While it might be tempting to only offer what you know your picky eater will consume, get in the habit of offering a tiny taste of other foods when your child is hungry, but not so hungry as to be prone to upsets. Even if most offers are rejected, trust that curiosity will catch up with your child’s appetite eventually, so long as tastes are offered in a non-pushy, non-shaming manner.
Make a date to try new foods.
My husband once cajoled my daughter to expect to try a new food on her birthday. The date came, we put the food in front of her, and she ate it. She knew it was coming and she just went with it. Why not try setting a date to try a new food and then making the sampling a little ceremonious. You can introduce lots of new foods this way, one at a time, over time.

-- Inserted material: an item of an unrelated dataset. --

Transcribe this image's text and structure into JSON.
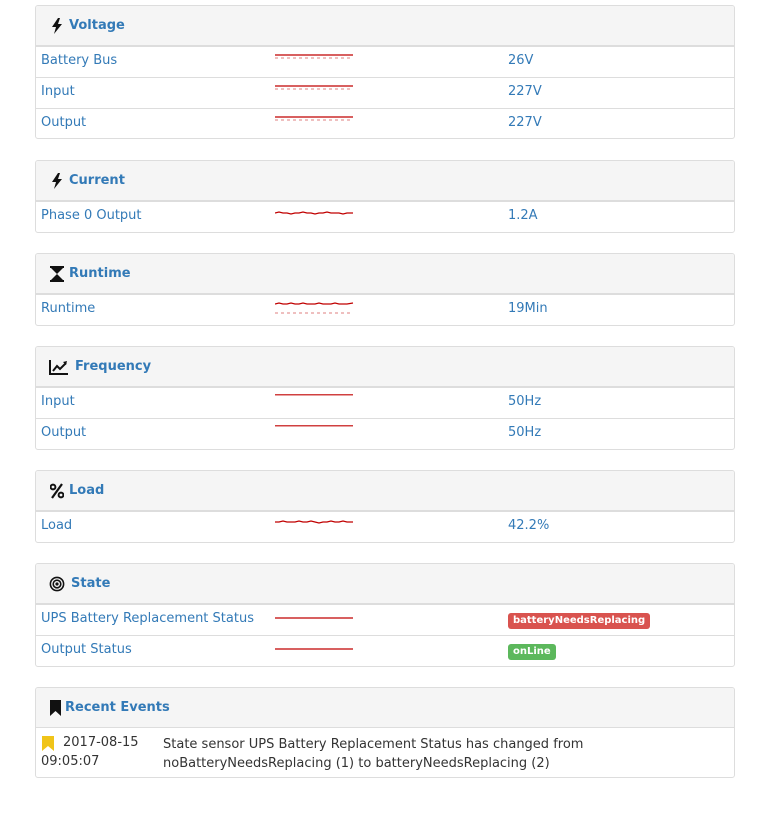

Provide balanced choices.
Chances are good that there are certain food groups your child would skip altogether if you let her. Don’t let her. Tell her that she can have the ripe, juicy watermelon she really wants after she eats the protein or veggies she is not as interested in. Go ahead and cut the watermelon and put it in sight. This should be motivation enough.
Watch out for carbs, sugar, and junk food.
My daughter would eat pasta all day if I let her. As soon as I noticed her mounting enthusiasm for carbs, I started offering her protein first, then veggies, then pasta, and finally fruit to make sure her diet stays balanced. If your child is overly enthusiastic for sugar, try adding more fruit choices as snacks. Dried fruit is remarkably sweet. If junk food is a problem, go to your local whole food store and opt for the healthy snack foods, in measured quantities, instead of typical snack foods which are high in preservatives and salt.
Don’t take any flak.
There are plenty of people out there who have no tolerance for your novel approach to healthy eating habits. Don’t try their patience by asking for special treatment for your child when she is a guest in their homes. Simply send along prepared snacks or meals in a lunch box like you would do for school. If you keep the focus on a fun time rather than what your child eats and does not eat, the other parent will get the message that you are not seeking approval, whether she approves or not.
Let another patient or family member offer new foods.
On the other hand, if you know any positive parents, whom your child is inclined to listen to, have them offer your child some new foods they already eat at mealtime. My daughter started eating broccoli and chicken at our family friend’s house before she was ever interested in these items at home. Once we knew she had liked them elsewhere, we just added them to her diet.
Spend time together cooking.
Spark your child’s interest in food in general by checking out over-sized cookbooks from your local library. Leave them lying around on the coffee table or look at the pictures together. This is a great way to spark your child’s imagination about food and create curiosity about how to prepare foods. Tell her you’ll be happy to try some simple recipes, so long as she is willing to taste the results.
Break out ingredients from complex recipes.
Casserole, soups, or any other complicated recipes are scorned out-of-hand by picky eaters because they can’t tell what’s in there. So, when you are preparing a one-dish meal, leave out a portion of each primary ingredient for your picky eater. Chances are good that she likes many of the ingredients, but prefers not to eat them mashed together. Offer a taste of the finished product at mealtime anyway, and don’t be too surprised if she bites.
Help Picky Eaters Learn to Love Food
- Offer young children imagination toys that allow them to play chef like Melissa & Doug’s Cutting Fruit Set.
- Outdoor pets like dogs make good active playmates for a picky eater and always set a good example of hearty eating.
- Encourage kids to play grocery store or restaurant in your kitchen.
- Watch age-appropriate food shows with your child. Chances are you will both be inspired.
- Take a pre-dinner walk around the neighborhood. Ask neighborhood kids about their favorite dinner foods.
- Keep eating fun by introducing kids to playful food spaces like tea houses, specialty stores, ethnic food markets, and frozen yogurt shops.
- Grow food outdoors in a small garden. Plant foods you know your picky eater will enjoy. Sharon Lovejoy writes wonderful illustrated gardening books that delight kids and adults.